■ What you will do
Work through the entries below and show every line in which "icon" is found.

Dataset excerpts
BEGIN
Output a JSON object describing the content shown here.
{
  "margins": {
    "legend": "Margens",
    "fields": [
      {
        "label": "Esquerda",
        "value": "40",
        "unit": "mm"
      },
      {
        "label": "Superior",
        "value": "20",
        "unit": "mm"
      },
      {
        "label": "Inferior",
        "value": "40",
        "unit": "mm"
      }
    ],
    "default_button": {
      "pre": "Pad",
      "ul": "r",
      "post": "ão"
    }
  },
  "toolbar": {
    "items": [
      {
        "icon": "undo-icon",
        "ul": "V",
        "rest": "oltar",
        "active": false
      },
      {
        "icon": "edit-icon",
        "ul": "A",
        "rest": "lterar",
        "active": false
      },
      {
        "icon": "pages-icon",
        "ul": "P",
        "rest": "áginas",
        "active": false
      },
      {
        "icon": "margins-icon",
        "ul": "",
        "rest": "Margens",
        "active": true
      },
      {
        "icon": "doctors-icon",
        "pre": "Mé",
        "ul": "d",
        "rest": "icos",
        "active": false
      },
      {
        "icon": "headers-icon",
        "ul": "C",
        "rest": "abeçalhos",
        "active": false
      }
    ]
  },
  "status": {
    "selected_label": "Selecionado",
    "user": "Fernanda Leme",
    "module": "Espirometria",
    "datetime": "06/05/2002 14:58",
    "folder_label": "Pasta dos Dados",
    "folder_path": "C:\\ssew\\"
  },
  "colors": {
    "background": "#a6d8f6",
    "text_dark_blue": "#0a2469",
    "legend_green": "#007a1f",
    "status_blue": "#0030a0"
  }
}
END
■ Result for this exercise
        "icon": "undo-icon",
        "icon": "edit-icon",
        "icon": "pages-icon",
        "icon": "margins-icon",
        "icon": "doctors-icon",
        "icon": "headers-icon",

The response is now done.